## Records
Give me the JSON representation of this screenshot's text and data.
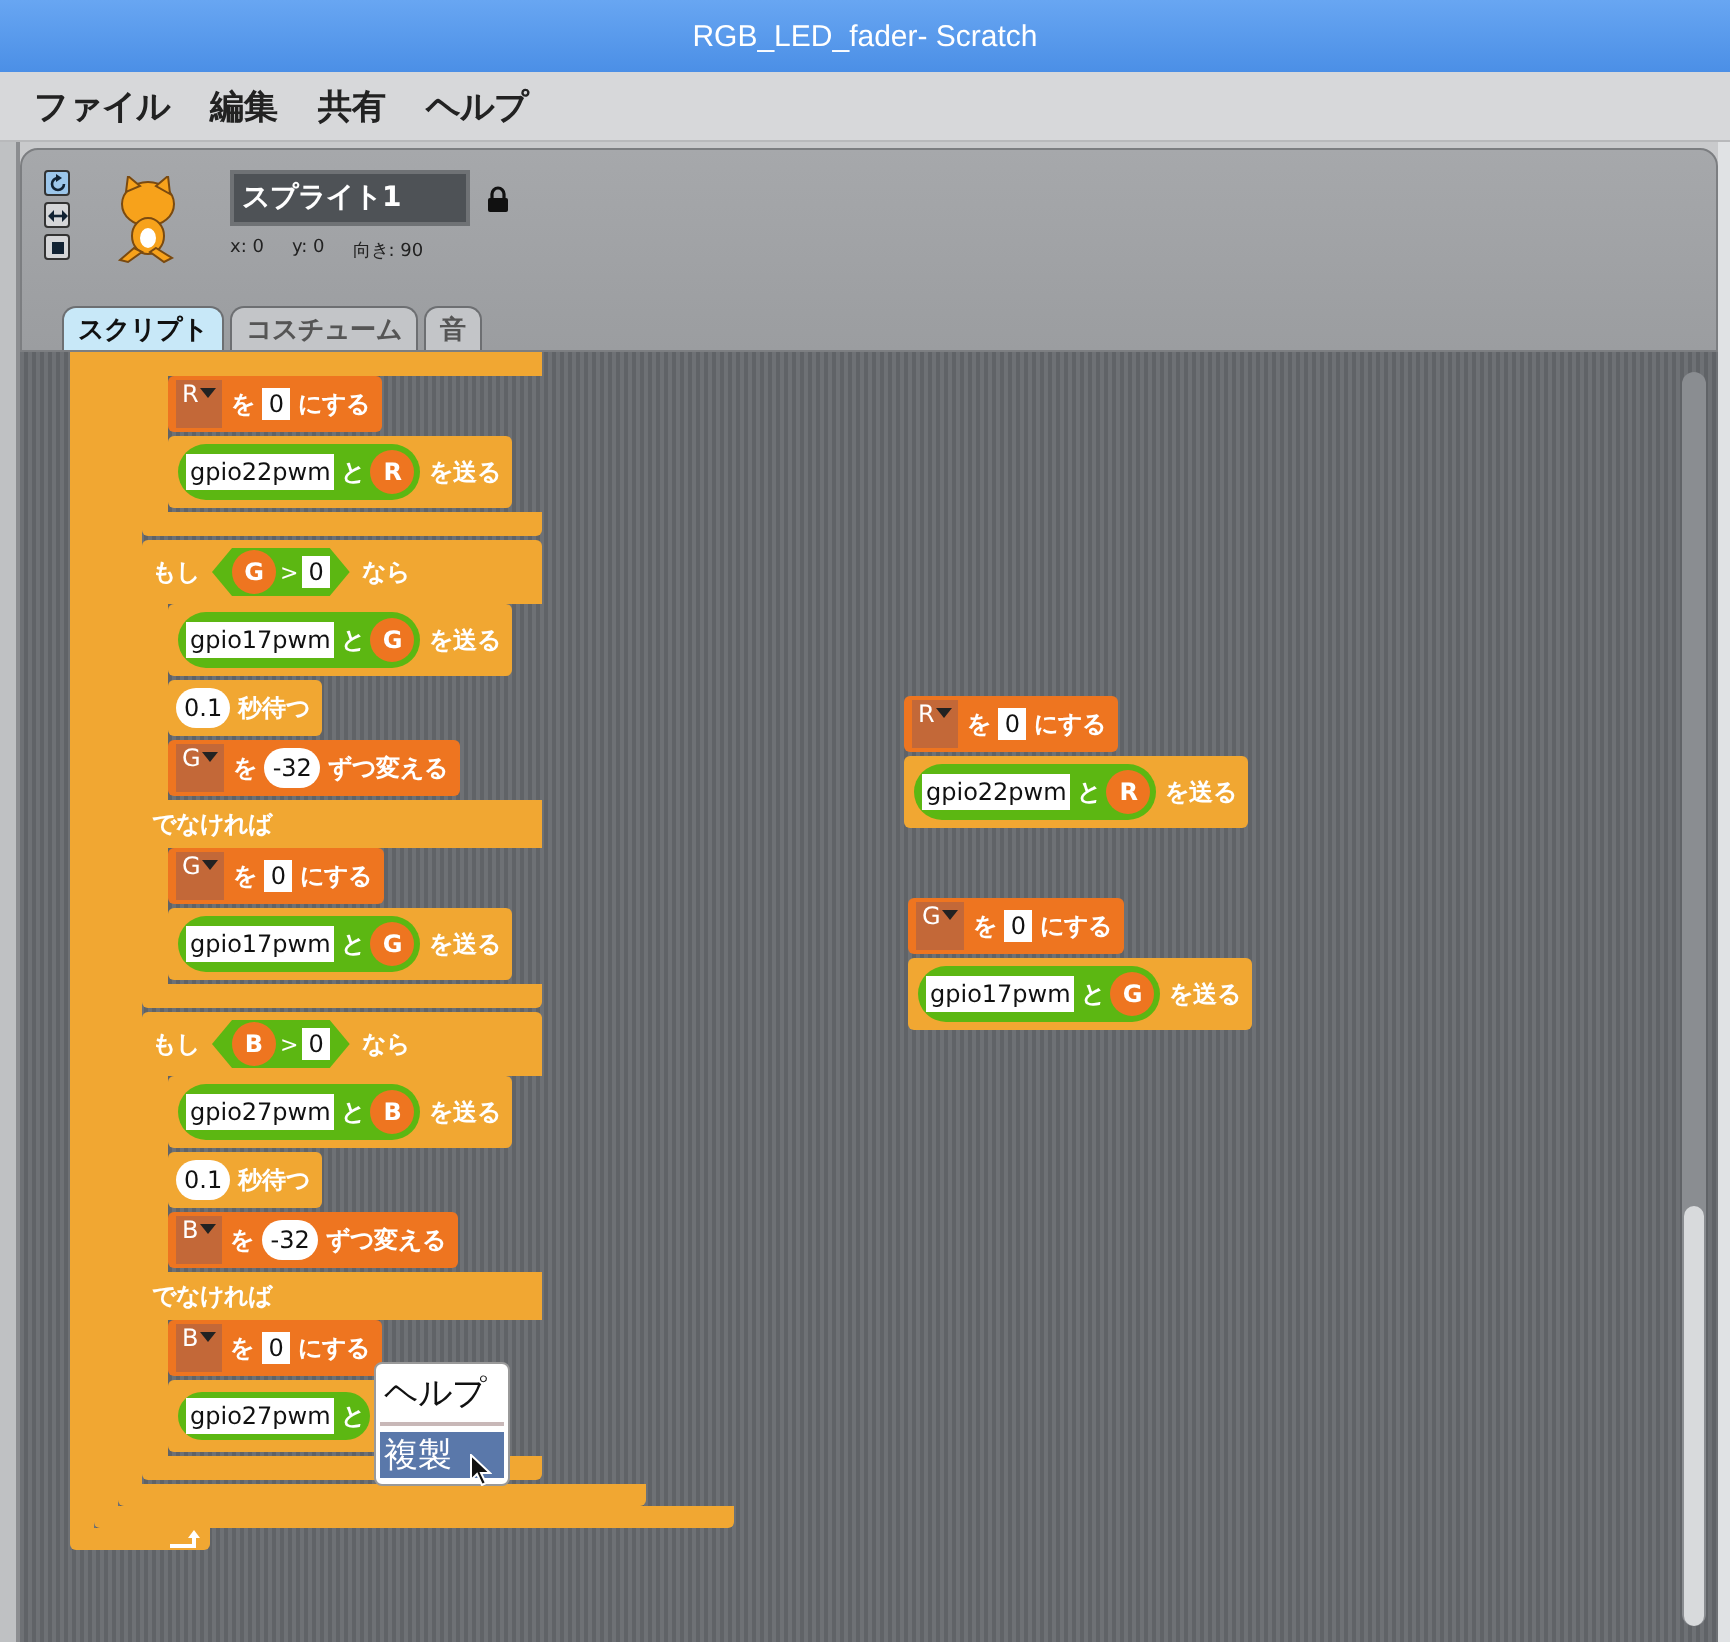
{
  "window": {
    "title": "RGB_LED_fader- Scratch"
  },
  "menu_bar": [
    "ファイル",
    "編集",
    "共有",
    "ヘルプ"
  ],
  "sprite": {
    "rotation_styles": [
      {
        "selected": true
      },
      {
        "selected": false
      },
      {
        "selected": false
      }
    ],
    "name": "スプライト1",
    "locked": true,
    "x": "x: 0",
    "y": "y: 0",
    "direction": "向き: 90"
  },
  "tabs": [
    {
      "label": "スクリプト",
      "selected": true
    },
    {
      "label": "コスチューム",
      "selected": false
    },
    {
      "label": "音",
      "selected": false
    }
  ],
  "scripts": [
    {
      "blocks": [
        {
          "kind": "c_block",
          "loop_arrow": true,
          "body": [
            {
              "kind": "c_block",
              "loop_arrow": false,
              "body": [
                {
                  "kind": "c_block",
                  "loop_arrow": false,
                  "body": [
                    {
                      "kind": "else_tail",
                      "else": [
                        {
                          "kind": "set",
                          "var": "R",
                          "particle": "を",
                          "value": "0",
                          "label": "にする"
                        },
                        {
                          "kind": "send",
                          "message": "gpio22pwm",
                          "particle": "と",
                          "var": "R",
                          "label": "を送る"
                        }
                      ]
                    },
                    {
                      "kind": "if_else",
                      "label": "もし",
                      "var": "G",
                      "op": ">",
                      "value": "0",
                      "label_end": "なら",
                      "then": [
                        {
                          "kind": "send",
                          "message": "gpio17pwm",
                          "particle": "と",
                          "var": "G",
                          "label": "を送る"
                        },
                        {
                          "kind": "wait",
                          "value": "0.1",
                          "label": "秒待つ"
                        },
                        {
                          "kind": "change",
                          "var": "G",
                          "particle": "を",
                          "value": "-32",
                          "label": "ずつ変える"
                        }
                      ],
                      "else_label": "でなければ",
                      "else": [
                        {
                          "kind": "set",
                          "var": "G",
                          "particle": "を",
                          "value": "0",
                          "label": "にする"
                        },
                        {
                          "kind": "send",
                          "message": "gpio17pwm",
                          "particle": "と",
                          "var": "G",
                          "label": "を送る"
                        }
                      ]
                    },
                    {
                      "kind": "if_else",
                      "label": "もし",
                      "var": "B",
                      "op": ">",
                      "value": "0",
                      "label_end": "なら",
                      "then": [
                        {
                          "kind": "send",
                          "message": "gpio27pwm",
                          "particle": "と",
                          "var": "B",
                          "label": "を送る"
                        },
                        {
                          "kind": "wait",
                          "value": "0.1",
                          "label": "秒待つ"
                        },
                        {
                          "kind": "change",
                          "var": "B",
                          "particle": "を",
                          "value": "-32",
                          "label": "ずつ変える"
                        }
                      ],
                      "else_label": "でなければ",
                      "else": [
                        {
                          "kind": "set",
                          "var": "B",
                          "particle": "を",
                          "value": "0",
                          "label": "にする"
                        },
                        {
                          "kind": "send",
                          "message": "gpio27pwm",
                          "particle": "と"
                        }
                      ]
                    }
                  ]
                }
              ]
            }
          ]
        }
      ]
    },
    {
      "blocks": [
        {
          "kind": "set",
          "var": "R",
          "particle": "を",
          "value": "0",
          "label": "にする"
        },
        {
          "kind": "send",
          "message": "gpio22pwm",
          "particle": "と",
          "var": "R",
          "label": "を送る"
        }
      ]
    },
    {
      "blocks": [
        {
          "kind": "set",
          "var": "G",
          "particle": "を",
          "value": "0",
          "label": "にする"
        },
        {
          "kind": "send",
          "message": "gpio17pwm",
          "particle": "と",
          "var": "G",
          "label": "を送る"
        }
      ]
    }
  ],
  "context_menu": {
    "items": [
      {
        "label": "ヘルプ",
        "selected": false
      },
      {
        "label": "複製",
        "selected": true
      }
    ]
  }
}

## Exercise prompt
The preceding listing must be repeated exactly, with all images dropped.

## Written solution
Give me the JSON representation of this screenshot's text and data.
{
  "window": {
    "title": "RGB_LED_fader- Scratch"
  },
  "menu_bar": [
    "ファイル",
    "編集",
    "共有",
    "ヘルプ"
  ],
  "sprite": {
    "rotation_styles": [
      {
        "selected": true
      },
      {
        "selected": false
      },
      {
        "selected": false
      }
    ],
    "name": "スプライト1",
    "locked": true,
    "x": "x: 0",
    "y": "y: 0",
    "direction": "向き: 90"
  },
  "tabs": [
    {
      "label": "スクリプト",
      "selected": true
    },
    {
      "label": "コスチューム",
      "selected": false
    },
    {
      "label": "音",
      "selected": false
    }
  ],
  "scripts": [
    {
      "blocks": [
        {
          "kind": "c_block",
          "loop_arrow": true,
          "body": [
            {
              "kind": "c_block",
              "loop_arrow": false,
              "body": [
                {
                  "kind": "c_block",
                  "loop_arrow": false,
                  "body": [
                    {
                      "kind": "else_tail",
                      "else": [
                        {
                          "kind": "set",
                          "var": "R",
                          "particle": "を",
                          "value": "0",
                          "label": "にする"
                        },
                        {
                          "kind": "send",
                          "message": "gpio22pwm",
                          "particle": "と",
                          "var": "R",
                          "label": "を送る"
                        }
                      ]
                    },
                    {
                      "kind": "if_else",
                      "label": "もし",
                      "var": "G",
                      "op": ">",
                      "value": "0",
                      "label_end": "なら",
                      "then": [
                        {
                          "kind": "send",
                          "message": "gpio17pwm",
                          "particle": "と",
                          "var": "G",
                          "label": "を送る"
                        },
                        {
                          "kind": "wait",
                          "value": "0.1",
                          "label": "秒待つ"
                        },
                        {
                          "kind": "change",
                          "var": "G",
                          "particle": "を",
                          "value": "-32",
                          "label": "ずつ変える"
                        }
                      ],
                      "else_label": "でなければ",
                      "else": [
                        {
                          "kind": "set",
                          "var": "G",
                          "particle": "を",
                          "value": "0",
                          "label": "にする"
                        },
                        {
                          "kind": "send",
                          "message": "gpio17pwm",
                          "particle": "と",
                          "var": "G",
                          "label": "を送る"
                        }
                      ]
                    },
                    {
                      "kind": "if_else",
                      "label": "もし",
                      "var": "B",
                      "op": ">",
                      "value": "0",
                      "label_end": "なら",
                      "then": [
                        {
                          "kind": "send",
                          "message": "gpio27pwm",
                          "particle": "と",
                          "var": "B",
                          "label": "を送る"
                        },
                        {
                          "kind": "wait",
                          "value": "0.1",
                          "label": "秒待つ"
                        },
                        {
                          "kind": "change",
                          "var": "B",
                          "particle": "を",
                          "value": "-32",
                          "label": "ずつ変える"
                        }
                      ],
                      "else_label": "でなければ",
                      "else": [
                        {
                          "kind": "set",
                          "var": "B",
                          "particle": "を",
                          "value": "0",
                          "label": "にする"
                        },
                        {
                          "kind": "send",
                          "message": "gpio27pwm",
                          "particle": "と"
                        }
                      ]
                    }
                  ]
                }
              ]
            }
          ]
        }
      ]
    },
    {
      "blocks": [
        {
          "kind": "set",
          "var": "R",
          "particle": "を",
          "value": "0",
          "label": "にする"
        },
        {
          "kind": "send",
          "message": "gpio22pwm",
          "particle": "と",
          "var": "R",
          "label": "を送る"
        }
      ]
    },
    {
      "blocks": [
        {
          "kind": "set",
          "var": "G",
          "particle": "を",
          "value": "0",
          "label": "にする"
        },
        {
          "kind": "send",
          "message": "gpio17pwm",
          "particle": "と",
          "var": "G",
          "label": "を送る"
        }
      ]
    }
  ],
  "context_menu": {
    "items": [
      {
        "label": "ヘルプ",
        "selected": false
      },
      {
        "label": "複製",
        "selected": true
      }
    ]
  }
}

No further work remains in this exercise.